Toenjes says that water/wastewater treatment and healthcare will be stronger segments of the market, with transportation and education also holding solidly.
One emerging trend he sees is contractors looking for work in new—and sometimes distant—geographic areas. The search, he says, is leading them to develop the electronic tracking and communication systems to manage projects from a distance.
Dennis Lavallee is president of the St. Louis Council of Construction Consumers, a group of the larger and most frequent construction-service buyers in the St. Louis area. Its members range from developers to manufacturers, universities, healthcare facilities, petroleum companies, energy producers, governments, and the U.S. Army Corps of Engineers.
Lavallee says the level of work in the area is down significantly, and he expects it to remain low throughout the coming year.
The most active sector, he says, is the institutional segment, because the projects have financing or are self financed.

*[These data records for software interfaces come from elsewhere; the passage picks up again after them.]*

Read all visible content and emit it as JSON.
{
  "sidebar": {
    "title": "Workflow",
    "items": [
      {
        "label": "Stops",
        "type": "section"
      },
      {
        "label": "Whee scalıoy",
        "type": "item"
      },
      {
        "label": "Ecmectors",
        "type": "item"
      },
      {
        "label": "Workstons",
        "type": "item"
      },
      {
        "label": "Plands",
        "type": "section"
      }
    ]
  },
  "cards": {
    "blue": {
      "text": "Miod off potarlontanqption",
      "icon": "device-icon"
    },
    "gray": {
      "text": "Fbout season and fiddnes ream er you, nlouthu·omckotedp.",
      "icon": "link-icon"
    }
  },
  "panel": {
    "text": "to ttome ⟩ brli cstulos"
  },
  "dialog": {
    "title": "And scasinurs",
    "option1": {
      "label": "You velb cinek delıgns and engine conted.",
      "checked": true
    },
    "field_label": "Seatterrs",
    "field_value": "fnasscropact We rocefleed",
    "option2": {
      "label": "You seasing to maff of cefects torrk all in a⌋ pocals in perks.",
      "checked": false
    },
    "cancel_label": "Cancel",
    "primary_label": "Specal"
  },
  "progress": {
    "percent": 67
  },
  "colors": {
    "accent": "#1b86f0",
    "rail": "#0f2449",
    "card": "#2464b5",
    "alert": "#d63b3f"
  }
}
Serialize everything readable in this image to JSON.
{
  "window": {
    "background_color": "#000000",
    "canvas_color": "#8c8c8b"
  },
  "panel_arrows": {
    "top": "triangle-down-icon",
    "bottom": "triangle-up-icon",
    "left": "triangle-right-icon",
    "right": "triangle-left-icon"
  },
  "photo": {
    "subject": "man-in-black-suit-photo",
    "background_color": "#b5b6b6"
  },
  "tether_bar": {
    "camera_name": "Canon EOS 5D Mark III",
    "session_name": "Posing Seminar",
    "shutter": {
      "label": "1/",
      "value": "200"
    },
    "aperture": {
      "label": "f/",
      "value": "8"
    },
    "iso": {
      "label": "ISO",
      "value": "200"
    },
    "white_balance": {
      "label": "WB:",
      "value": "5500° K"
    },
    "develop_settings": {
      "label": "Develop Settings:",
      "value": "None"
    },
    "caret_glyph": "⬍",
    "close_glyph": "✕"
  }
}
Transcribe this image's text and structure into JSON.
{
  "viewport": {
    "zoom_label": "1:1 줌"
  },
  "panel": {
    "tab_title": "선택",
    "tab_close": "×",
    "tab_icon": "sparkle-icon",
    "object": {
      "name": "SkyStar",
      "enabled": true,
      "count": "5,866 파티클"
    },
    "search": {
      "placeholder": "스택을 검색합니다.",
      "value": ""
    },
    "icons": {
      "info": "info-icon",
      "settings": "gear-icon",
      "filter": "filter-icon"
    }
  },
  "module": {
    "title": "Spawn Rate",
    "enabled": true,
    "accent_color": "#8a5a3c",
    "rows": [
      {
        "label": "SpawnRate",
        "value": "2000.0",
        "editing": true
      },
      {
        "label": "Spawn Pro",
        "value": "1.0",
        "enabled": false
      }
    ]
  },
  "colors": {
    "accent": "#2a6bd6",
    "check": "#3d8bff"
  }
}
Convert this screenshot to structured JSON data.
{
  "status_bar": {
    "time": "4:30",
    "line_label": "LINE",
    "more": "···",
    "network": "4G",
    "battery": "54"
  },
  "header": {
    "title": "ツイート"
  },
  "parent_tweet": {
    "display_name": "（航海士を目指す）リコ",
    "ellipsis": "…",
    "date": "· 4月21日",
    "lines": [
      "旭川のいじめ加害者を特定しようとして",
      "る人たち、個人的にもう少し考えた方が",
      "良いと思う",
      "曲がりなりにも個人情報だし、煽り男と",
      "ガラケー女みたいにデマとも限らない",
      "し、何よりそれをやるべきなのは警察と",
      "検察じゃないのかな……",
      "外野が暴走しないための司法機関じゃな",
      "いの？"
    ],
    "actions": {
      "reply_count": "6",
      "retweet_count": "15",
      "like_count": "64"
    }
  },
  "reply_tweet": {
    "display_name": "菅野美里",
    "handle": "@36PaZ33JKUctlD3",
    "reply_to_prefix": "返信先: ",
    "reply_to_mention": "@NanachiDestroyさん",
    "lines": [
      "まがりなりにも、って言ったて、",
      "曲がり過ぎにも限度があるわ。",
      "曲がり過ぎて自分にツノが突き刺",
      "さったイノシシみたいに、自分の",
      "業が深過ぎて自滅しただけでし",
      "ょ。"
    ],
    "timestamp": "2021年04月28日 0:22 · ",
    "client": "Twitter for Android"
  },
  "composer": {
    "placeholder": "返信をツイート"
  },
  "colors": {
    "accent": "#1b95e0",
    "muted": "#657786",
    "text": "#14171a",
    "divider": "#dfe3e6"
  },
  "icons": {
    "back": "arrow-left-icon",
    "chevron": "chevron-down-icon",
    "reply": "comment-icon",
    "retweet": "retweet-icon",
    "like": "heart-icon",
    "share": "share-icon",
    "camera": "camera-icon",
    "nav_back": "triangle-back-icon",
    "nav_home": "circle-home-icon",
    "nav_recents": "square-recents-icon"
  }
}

In addition to the availability of credit, key drivers that Lavallee thinks will determine how the industry will do...